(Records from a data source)
++++++++++

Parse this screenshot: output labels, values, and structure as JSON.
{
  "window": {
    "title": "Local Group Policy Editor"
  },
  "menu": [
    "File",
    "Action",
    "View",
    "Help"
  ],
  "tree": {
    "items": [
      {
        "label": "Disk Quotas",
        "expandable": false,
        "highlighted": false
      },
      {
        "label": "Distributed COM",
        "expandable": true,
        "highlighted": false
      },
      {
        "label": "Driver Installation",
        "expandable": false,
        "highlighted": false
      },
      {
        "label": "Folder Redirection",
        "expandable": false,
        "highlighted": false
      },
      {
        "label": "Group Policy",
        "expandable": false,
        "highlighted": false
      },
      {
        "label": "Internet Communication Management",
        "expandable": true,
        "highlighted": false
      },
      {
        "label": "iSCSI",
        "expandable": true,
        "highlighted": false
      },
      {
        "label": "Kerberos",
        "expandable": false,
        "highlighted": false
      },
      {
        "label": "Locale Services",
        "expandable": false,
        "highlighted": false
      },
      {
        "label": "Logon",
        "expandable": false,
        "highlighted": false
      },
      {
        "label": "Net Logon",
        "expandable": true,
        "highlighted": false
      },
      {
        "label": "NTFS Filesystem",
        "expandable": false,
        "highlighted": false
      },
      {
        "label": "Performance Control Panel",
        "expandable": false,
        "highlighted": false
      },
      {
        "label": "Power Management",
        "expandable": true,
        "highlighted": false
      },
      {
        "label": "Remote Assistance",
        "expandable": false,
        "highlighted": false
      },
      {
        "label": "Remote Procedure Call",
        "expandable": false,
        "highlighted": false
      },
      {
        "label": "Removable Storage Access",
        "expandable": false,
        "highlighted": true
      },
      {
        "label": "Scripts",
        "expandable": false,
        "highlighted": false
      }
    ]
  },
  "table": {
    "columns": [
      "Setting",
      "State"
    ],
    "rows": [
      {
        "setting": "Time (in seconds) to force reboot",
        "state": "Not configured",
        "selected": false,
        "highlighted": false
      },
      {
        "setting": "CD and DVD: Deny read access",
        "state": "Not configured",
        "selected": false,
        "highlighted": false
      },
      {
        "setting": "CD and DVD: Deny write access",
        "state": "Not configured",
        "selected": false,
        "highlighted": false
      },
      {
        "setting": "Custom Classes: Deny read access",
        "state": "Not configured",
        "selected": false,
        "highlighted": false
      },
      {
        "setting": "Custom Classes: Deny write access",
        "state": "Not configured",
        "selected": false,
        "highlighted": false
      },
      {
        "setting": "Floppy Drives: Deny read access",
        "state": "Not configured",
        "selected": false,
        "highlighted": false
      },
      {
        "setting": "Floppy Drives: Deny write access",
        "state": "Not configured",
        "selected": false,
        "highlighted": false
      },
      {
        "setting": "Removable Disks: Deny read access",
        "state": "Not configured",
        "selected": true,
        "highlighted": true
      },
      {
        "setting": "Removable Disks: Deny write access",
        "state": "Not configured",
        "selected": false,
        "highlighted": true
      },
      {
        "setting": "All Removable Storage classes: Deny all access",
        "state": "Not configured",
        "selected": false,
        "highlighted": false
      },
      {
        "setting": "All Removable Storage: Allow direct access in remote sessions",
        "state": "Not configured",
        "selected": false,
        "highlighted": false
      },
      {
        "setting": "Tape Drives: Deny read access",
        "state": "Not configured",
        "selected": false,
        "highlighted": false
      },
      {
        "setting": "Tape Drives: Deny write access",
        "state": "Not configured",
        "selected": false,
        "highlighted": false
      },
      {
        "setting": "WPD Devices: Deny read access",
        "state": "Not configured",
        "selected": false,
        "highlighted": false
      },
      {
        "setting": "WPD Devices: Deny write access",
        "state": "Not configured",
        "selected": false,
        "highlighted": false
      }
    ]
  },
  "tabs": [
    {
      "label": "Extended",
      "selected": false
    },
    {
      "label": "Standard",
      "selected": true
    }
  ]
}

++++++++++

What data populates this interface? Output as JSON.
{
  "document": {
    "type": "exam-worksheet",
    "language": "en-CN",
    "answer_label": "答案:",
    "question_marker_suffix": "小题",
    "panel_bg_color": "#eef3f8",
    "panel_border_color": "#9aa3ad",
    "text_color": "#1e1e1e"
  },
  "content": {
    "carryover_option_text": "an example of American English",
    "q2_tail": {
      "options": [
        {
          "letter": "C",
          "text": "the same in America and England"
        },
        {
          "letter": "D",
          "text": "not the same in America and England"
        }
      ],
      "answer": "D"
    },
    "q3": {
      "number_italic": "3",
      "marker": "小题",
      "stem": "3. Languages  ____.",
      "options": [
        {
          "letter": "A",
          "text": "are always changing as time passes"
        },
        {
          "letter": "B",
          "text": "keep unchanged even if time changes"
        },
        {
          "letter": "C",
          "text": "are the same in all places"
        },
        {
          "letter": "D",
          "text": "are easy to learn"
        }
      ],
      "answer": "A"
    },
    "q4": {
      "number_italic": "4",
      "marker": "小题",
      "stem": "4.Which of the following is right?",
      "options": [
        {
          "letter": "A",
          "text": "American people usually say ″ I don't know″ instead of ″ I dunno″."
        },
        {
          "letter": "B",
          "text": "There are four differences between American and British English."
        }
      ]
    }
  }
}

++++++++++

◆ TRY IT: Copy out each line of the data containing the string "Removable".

◆ YOUR RESPONSE:
        "label": "Removable Storage Access",
        "setting": "Removable Disks: Deny read access",
        "setting": "Removable Disks: Deny write access",
        "setting": "All Removable Storage classes: Deny all access",
        "setting": "All Removable Storage: Allow direct access in remote sessions",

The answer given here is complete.